▶ [DATA RECORDS]
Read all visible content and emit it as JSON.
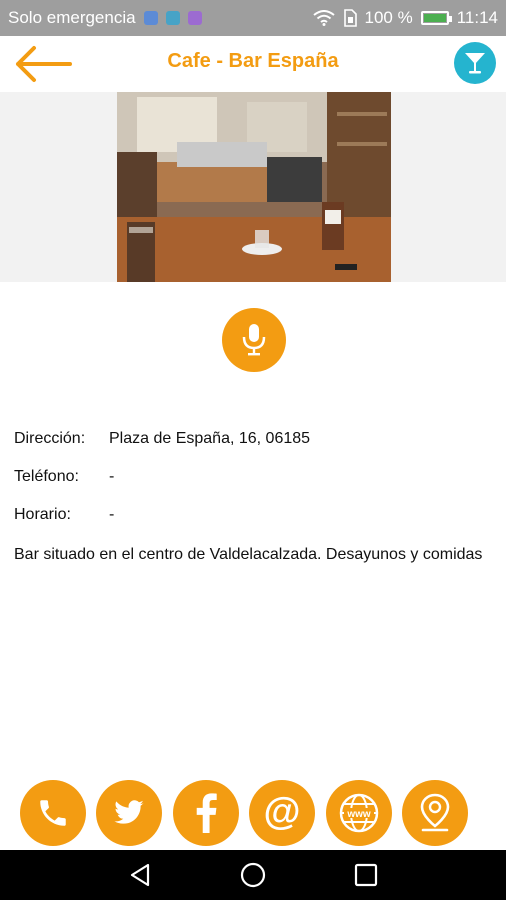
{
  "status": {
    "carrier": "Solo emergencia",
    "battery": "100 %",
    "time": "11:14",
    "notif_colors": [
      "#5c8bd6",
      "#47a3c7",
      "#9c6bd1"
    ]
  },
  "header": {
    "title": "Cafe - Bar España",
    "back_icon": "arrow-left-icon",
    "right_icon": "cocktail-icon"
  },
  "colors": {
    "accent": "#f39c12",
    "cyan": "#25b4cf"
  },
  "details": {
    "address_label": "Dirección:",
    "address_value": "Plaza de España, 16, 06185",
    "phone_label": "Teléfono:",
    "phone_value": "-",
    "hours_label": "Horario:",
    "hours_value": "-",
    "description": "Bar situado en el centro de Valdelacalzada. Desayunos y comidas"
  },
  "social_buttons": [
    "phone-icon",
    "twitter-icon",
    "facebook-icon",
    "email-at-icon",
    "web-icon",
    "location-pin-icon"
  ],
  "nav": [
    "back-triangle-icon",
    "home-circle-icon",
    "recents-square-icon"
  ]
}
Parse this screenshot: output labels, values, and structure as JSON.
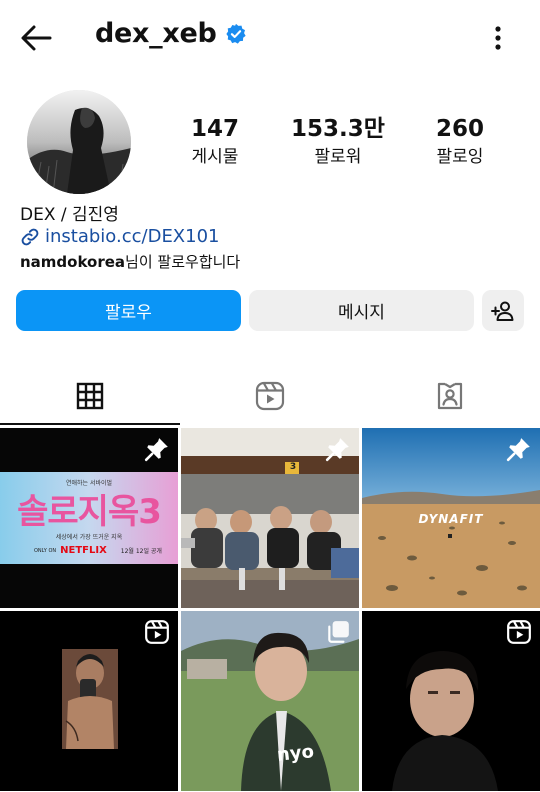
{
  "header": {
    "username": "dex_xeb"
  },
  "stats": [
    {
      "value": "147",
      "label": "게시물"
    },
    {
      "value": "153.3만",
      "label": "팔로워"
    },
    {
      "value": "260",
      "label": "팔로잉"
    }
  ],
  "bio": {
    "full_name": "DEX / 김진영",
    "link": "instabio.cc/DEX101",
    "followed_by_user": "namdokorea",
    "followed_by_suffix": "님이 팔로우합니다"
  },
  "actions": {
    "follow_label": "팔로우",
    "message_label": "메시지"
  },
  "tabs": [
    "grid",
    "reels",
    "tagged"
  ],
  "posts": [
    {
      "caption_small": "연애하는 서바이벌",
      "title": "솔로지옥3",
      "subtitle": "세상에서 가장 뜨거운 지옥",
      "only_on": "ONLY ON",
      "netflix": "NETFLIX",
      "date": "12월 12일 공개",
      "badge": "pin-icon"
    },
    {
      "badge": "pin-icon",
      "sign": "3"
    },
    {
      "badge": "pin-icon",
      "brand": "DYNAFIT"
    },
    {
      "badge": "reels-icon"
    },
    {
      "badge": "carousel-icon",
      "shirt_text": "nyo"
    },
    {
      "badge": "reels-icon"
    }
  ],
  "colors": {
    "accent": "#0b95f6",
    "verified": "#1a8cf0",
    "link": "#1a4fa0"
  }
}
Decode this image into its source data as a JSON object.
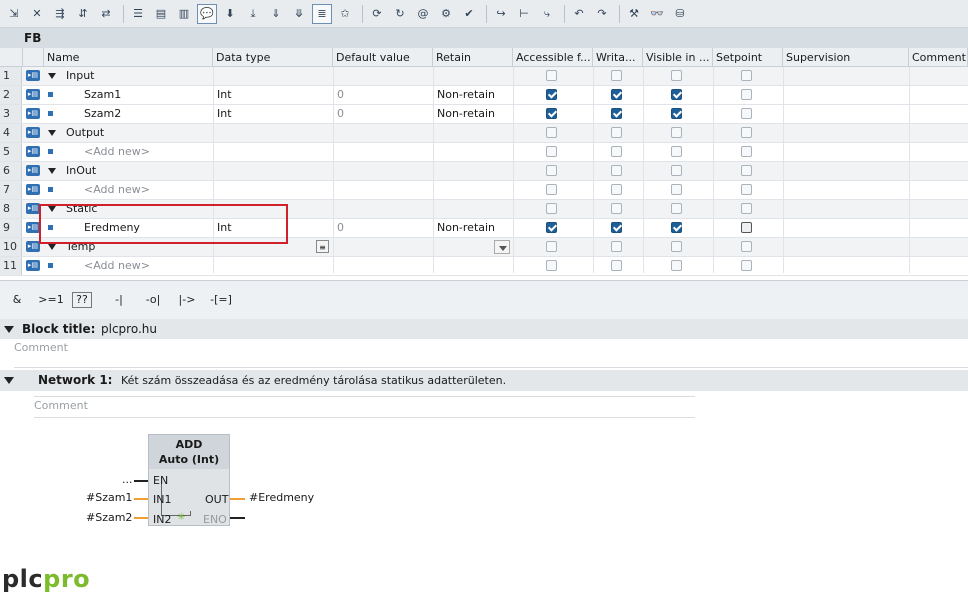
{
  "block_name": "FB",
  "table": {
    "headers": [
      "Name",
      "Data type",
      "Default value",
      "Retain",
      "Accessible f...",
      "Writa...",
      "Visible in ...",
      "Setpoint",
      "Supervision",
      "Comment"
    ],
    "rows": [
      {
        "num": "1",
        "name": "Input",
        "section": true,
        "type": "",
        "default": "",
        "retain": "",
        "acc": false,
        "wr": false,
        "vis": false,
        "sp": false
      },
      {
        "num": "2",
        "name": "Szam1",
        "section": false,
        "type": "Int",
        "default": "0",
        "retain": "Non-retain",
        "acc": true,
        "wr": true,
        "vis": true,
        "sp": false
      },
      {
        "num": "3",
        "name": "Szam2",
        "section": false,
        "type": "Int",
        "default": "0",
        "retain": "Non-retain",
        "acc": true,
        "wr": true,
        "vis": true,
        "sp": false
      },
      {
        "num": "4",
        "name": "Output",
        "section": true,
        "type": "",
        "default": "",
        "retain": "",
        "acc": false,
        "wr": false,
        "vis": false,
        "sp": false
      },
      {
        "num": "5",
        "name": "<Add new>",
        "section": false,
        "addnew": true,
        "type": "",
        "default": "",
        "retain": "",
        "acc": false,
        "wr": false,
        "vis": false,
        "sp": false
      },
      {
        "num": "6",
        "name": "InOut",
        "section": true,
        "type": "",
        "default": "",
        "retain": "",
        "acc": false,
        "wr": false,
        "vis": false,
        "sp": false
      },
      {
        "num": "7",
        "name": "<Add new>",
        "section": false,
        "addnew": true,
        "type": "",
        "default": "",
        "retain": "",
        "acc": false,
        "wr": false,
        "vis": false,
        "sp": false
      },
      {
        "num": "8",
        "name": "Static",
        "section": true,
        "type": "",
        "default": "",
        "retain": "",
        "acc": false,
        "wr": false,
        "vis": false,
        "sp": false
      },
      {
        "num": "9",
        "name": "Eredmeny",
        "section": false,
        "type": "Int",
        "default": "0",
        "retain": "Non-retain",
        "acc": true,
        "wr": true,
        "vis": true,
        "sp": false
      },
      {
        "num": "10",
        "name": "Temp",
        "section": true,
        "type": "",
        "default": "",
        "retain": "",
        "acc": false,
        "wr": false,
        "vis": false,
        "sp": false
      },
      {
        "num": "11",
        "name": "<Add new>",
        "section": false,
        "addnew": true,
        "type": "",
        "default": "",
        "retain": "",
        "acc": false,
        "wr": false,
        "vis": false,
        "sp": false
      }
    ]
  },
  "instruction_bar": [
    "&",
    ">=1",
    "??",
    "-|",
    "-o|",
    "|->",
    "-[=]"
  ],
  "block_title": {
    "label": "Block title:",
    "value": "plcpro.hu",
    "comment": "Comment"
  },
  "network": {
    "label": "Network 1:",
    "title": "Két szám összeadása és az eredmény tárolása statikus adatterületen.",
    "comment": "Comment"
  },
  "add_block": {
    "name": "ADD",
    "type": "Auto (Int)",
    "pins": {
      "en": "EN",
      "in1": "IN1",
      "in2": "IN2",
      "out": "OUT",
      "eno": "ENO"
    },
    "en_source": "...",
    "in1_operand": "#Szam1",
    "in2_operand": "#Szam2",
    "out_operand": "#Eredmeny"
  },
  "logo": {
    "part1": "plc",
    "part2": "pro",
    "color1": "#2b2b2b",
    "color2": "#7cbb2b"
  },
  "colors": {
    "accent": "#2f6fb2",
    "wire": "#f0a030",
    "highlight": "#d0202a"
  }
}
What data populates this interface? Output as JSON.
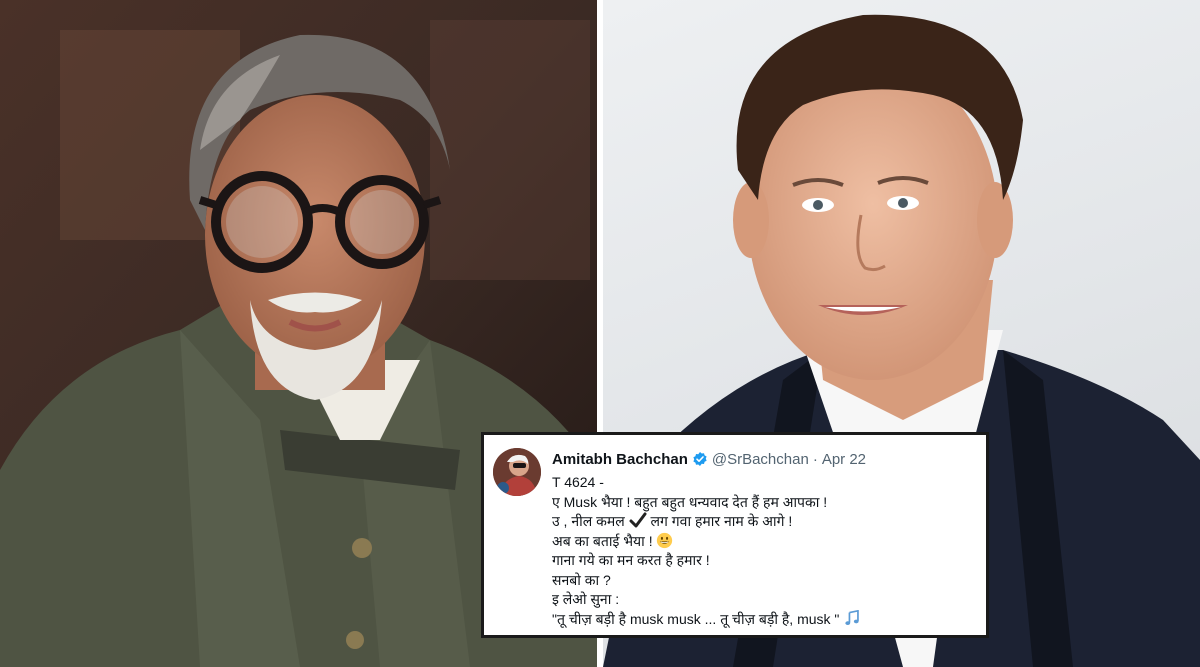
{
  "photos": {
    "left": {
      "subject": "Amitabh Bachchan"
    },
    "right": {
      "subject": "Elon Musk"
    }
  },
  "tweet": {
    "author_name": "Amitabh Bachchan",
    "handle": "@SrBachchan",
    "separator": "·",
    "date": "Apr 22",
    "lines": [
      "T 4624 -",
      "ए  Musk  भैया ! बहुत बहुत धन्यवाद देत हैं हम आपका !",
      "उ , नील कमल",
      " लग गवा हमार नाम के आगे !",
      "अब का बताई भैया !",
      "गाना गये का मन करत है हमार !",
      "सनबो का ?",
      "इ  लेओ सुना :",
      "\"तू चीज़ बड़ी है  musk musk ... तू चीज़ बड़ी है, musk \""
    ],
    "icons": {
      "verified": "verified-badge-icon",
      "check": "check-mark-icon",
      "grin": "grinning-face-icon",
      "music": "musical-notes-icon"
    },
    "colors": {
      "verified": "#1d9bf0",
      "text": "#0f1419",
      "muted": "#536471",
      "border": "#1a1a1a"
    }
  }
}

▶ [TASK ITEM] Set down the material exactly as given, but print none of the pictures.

▶ [FINISHED TASK]
Read all visible content and emit it as JSON.
{
  "status": {
    "carrier": "Solo emergencia",
    "battery": "100 %",
    "time": "11:14",
    "notif_colors": [
      "#5c8bd6",
      "#47a3c7",
      "#9c6bd1"
    ]
  },
  "header": {
    "title": "Cafe - Bar España",
    "back_icon": "arrow-left-icon",
    "right_icon": "cocktail-icon"
  },
  "colors": {
    "accent": "#f39c12",
    "cyan": "#25b4cf"
  },
  "details": {
    "address_label": "Dirección:",
    "address_value": "Plaza de España, 16, 06185",
    "phone_label": "Teléfono:",
    "phone_value": "-",
    "hours_label": "Horario:",
    "hours_value": "-",
    "description": "Bar situado en el centro de Valdelacalzada. Desayunos y comidas"
  },
  "social_buttons": [
    "phone-icon",
    "twitter-icon",
    "facebook-icon",
    "email-at-icon",
    "web-icon",
    "location-pin-icon"
  ],
  "nav": [
    "back-triangle-icon",
    "home-circle-icon",
    "recents-square-icon"
  ]
}
Parse this screenshot: output labels, values, and structure as JSON.
{
  "header": {
    "username": "dex_xeb"
  },
  "stats": [
    {
      "value": "147",
      "label": "게시물"
    },
    {
      "value": "153.3만",
      "label": "팔로워"
    },
    {
      "value": "260",
      "label": "팔로잉"
    }
  ],
  "bio": {
    "full_name": "DEX / 김진영",
    "link": "instabio.cc/DEX101",
    "followed_by_user": "namdokorea",
    "followed_by_suffix": "님이 팔로우합니다"
  },
  "actions": {
    "follow_label": "팔로우",
    "message_label": "메시지"
  },
  "tabs": [
    "grid",
    "reels",
    "tagged"
  ],
  "posts": [
    {
      "caption_small": "연애하는 서바이벌",
      "title": "솔로지옥3",
      "subtitle": "세상에서 가장 뜨거운 지옥",
      "only_on": "ONLY ON",
      "netflix": "NETFLIX",
      "date": "12월 12일 공개",
      "badge": "pin-icon"
    },
    {
      "badge": "pin-icon",
      "sign": "3"
    },
    {
      "badge": "pin-icon",
      "brand": "DYNAFIT"
    },
    {
      "badge": "reels-icon"
    },
    {
      "badge": "carousel-icon",
      "shirt_text": "nyo"
    },
    {
      "badge": "reels-icon"
    }
  ],
  "colors": {
    "accent": "#0b95f6",
    "verified": "#1a8cf0",
    "link": "#1a4fa0"
  }
}
Decode this image into its source data as a JSON object.
{
  "block_name": "FB",
  "table": {
    "headers": [
      "Name",
      "Data type",
      "Default value",
      "Retain",
      "Accessible f...",
      "Writa...",
      "Visible in ...",
      "Setpoint",
      "Supervision",
      "Comment"
    ],
    "rows": [
      {
        "num": "1",
        "name": "Input",
        "section": true,
        "type": "",
        "default": "",
        "retain": "",
        "acc": false,
        "wr": false,
        "vis": false,
        "sp": false
      },
      {
        "num": "2",
        "name": "Szam1",
        "section": false,
        "type": "Int",
        "default": "0",
        "retain": "Non-retain",
        "acc": true,
        "wr": true,
        "vis": true,
        "sp": false
      },
      {
        "num": "3",
        "name": "Szam2",
        "section": false,
        "type": "Int",
        "default": "0",
        "retain": "Non-retain",
        "acc": true,
        "wr": true,
        "vis": true,
        "sp": false
      },
      {
        "num": "4",
        "name": "Output",
        "section": true,
        "type": "",
        "default": "",
        "retain": "",
        "acc": false,
        "wr": false,
        "vis": false,
        "sp": false
      },
      {
        "num": "5",
        "name": "<Add new>",
        "section": false,
        "addnew": true,
        "type": "",
        "default": "",
        "retain": "",
        "acc": false,
        "wr": false,
        "vis": false,
        "sp": false
      },
      {
        "num": "6",
        "name": "InOut",
        "section": true,
        "type": "",
        "default": "",
        "retain": "",
        "acc": false,
        "wr": false,
        "vis": false,
        "sp": false
      },
      {
        "num": "7",
        "name": "<Add new>",
        "section": false,
        "addnew": true,
        "type": "",
        "default": "",
        "retain": "",
        "acc": false,
        "wr": false,
        "vis": false,
        "sp": false
      },
      {
        "num": "8",
        "name": "Static",
        "section": true,
        "type": "",
        "default": "",
        "retain": "",
        "acc": false,
        "wr": false,
        "vis": false,
        "sp": false
      },
      {
        "num": "9",
        "name": "Eredmeny",
        "section": false,
        "type": "Int",
        "default": "0",
        "retain": "Non-retain",
        "acc": true,
        "wr": true,
        "vis": true,
        "sp": false
      },
      {
        "num": "10",
        "name": "Temp",
        "section": true,
        "type": "",
        "default": "",
        "retain": "",
        "acc": false,
        "wr": false,
        "vis": false,
        "sp": false
      },
      {
        "num": "11",
        "name": "<Add new>",
        "section": false,
        "addnew": true,
        "type": "",
        "default": "",
        "retain": "",
        "acc": false,
        "wr": false,
        "vis": false,
        "sp": false
      }
    ]
  },
  "instruction_bar": [
    "&",
    ">=1",
    "??",
    "-|",
    "-o|",
    "|->",
    "-[=]"
  ],
  "block_title": {
    "label": "Block title:",
    "value": "plcpro.hu",
    "comment": "Comment"
  },
  "network": {
    "label": "Network 1:",
    "title": "Két szám összeadása és az eredmény tárolása statikus adatterületen.",
    "comment": "Comment"
  },
  "add_block": {
    "name": "ADD",
    "type": "Auto (Int)",
    "pins": {
      "en": "EN",
      "in1": "IN1",
      "in2": "IN2",
      "out": "OUT",
      "eno": "ENO"
    },
    "en_source": "...",
    "in1_operand": "#Szam1",
    "in2_operand": "#Szam2",
    "out_operand": "#Eredmeny"
  },
  "logo": {
    "part1": "plc",
    "part2": "pro",
    "color1": "#2b2b2b",
    "color2": "#7cbb2b"
  },
  "colors": {
    "accent": "#2f6fb2",
    "wire": "#f0a030",
    "highlight": "#d0202a"
  }
}
What data populates this interface? Output as JSON.
{
  "photos": {
    "left": {
      "subject": "Amitabh Bachchan"
    },
    "right": {
      "subject": "Elon Musk"
    }
  },
  "tweet": {
    "author_name": "Amitabh Bachchan",
    "handle": "@SrBachchan",
    "separator": "·",
    "date": "Apr 22",
    "lines": [
      "T 4624 -",
      "ए  Musk  भैया ! बहुत बहुत धन्यवाद देत हैं हम आपका !",
      "उ , नील कमल",
      " लग गवा हमार नाम के आगे !",
      "अब का बताई भैया !",
      "गाना गये का मन करत है हमार !",
      "सनबो का ?",
      "इ  लेओ सुना :",
      "\"तू चीज़ बड़ी है  musk musk ... तू चीज़ बड़ी है, musk \""
    ],
    "icons": {
      "verified": "verified-badge-icon",
      "check": "check-mark-icon",
      "grin": "grinning-face-icon",
      "music": "musical-notes-icon"
    },
    "colors": {
      "verified": "#1d9bf0",
      "text": "#0f1419",
      "muted": "#536471",
      "border": "#1a1a1a"
    }
  }
}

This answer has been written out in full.